The fifth and last day of the EITI Myanmar week began before sunrise as members of the EITI Board and local MEITI stakeholders made their way down south to Kanbauk village in Tanintharyi region. This is where the offshore pipelines from Yadana, Yetagun and Zawtika gas fields meet and continue a 63 km long onshore journey to the Thai border.
Yadana gas field is the largest producing gas field in Myanmar accounting for 50% of total gas production. The French oil company Total has operated the field since 1992, in consortium with Chevron, MOGE and PPT EP. Some 80% of the gas produced here is sold to Thailand, while the remaining amounts are used for domestic consumption.
While Total's history in Myanmar has not been straightforward, the company has over the past 20 years built a reputable socio-economic environment, benefitting 33 villages living around the onshore pipeline. The company also runs nation-wide developing programmes. We visited the Pipeline Centre in Kanbauk and projects in nearby villages, including an agriculture cooperative, a health clinic, a training centre and a high school to learn more about the impact of this social spending.
The projects have undoubtedly contributed to improving living standards. Thanks to awareness campaigns malaria prevalence has been drastically reduced. The agricultural cooperative has enabled farmers to access high quality fertilizers and farming equipment resulting in higher returns. Infrastructure such as roads and schools have also improved.

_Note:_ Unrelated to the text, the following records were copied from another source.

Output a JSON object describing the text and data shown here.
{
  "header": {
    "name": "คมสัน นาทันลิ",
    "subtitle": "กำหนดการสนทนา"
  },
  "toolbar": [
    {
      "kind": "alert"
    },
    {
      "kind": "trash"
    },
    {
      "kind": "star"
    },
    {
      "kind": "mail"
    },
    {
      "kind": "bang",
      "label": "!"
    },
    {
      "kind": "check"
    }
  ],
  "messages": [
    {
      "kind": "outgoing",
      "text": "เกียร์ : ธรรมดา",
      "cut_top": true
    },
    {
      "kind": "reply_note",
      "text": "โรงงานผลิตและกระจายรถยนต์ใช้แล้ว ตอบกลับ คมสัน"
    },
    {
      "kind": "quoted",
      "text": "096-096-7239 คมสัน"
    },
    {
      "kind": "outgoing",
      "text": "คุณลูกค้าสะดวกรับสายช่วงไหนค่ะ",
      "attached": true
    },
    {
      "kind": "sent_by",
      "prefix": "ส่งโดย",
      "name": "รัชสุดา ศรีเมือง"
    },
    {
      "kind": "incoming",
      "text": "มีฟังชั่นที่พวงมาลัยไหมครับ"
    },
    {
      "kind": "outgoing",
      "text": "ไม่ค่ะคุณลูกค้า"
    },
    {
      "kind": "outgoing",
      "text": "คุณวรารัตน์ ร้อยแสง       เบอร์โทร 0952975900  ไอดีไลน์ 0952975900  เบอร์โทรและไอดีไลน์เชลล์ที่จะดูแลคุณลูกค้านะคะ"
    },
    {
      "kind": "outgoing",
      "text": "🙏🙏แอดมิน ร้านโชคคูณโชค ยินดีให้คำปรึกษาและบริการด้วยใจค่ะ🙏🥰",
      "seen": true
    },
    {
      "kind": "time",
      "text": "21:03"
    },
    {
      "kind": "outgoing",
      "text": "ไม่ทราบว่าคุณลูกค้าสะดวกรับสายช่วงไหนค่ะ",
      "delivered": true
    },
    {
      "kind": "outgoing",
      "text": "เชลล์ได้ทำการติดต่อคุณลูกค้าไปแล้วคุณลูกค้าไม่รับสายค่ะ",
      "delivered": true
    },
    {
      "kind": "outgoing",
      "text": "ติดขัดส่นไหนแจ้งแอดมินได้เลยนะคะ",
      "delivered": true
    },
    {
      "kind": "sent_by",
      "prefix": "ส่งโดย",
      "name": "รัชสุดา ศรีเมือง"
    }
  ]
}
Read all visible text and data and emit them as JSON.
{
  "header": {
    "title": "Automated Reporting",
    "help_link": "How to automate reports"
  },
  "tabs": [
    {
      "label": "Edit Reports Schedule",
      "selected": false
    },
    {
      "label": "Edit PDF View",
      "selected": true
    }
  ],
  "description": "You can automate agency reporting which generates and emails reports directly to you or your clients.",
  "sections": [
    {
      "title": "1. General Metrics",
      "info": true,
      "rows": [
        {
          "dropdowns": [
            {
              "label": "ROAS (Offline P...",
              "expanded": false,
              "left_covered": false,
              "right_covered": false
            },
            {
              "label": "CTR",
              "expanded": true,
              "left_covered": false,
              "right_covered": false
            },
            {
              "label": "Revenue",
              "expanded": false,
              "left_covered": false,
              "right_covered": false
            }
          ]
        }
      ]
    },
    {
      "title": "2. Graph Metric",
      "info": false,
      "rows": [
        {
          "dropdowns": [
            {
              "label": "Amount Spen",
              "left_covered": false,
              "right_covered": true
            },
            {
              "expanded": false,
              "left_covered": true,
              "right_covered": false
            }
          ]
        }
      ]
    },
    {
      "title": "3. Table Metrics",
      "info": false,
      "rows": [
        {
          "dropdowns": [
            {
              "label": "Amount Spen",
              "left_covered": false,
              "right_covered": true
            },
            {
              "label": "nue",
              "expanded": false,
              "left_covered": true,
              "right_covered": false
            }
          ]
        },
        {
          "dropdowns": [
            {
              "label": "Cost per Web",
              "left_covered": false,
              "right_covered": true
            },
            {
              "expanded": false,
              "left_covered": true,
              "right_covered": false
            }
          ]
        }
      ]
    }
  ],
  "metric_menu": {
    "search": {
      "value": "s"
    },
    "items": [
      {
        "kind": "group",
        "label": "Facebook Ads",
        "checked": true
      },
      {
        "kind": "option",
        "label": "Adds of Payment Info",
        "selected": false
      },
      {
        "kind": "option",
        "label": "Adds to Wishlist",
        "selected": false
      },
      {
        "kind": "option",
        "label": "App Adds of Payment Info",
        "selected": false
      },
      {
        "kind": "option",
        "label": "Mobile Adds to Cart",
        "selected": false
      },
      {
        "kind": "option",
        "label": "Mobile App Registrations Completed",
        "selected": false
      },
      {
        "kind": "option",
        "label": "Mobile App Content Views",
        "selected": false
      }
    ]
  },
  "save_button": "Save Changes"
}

Over coffee with the local village administrator of Kanbauk, members of the Village Communication Committee, which is responsible for maintaining a good dialogue between the company and local communities, Village Bank Committee members and other local stakeholders, we discussed community concerns and future challenges. There was clearly a great appreciation for the contribution that the socio-economic projects have made to the development of local communities. There was also room for improvements in terms of raising awareness of environmental aspects of oil and gas operations, ensuring job opportunities when the day comes that the company is no longer there, collaboration with local governments as local public service institutions now start to be built, and ensuring fair compensation for any land lost to further expansion of oil and gas projects in the region.
As Myanmar's income from natural resources starts to increase and the transition to democracy continues, community members hoped that the government would give greater priority to raise the living standards of the rural population of Myanmar. In their view, there is no question that the country's natural resources belong to them and that the responsibility for ensuring that these resources are managed well is with each and every citizen.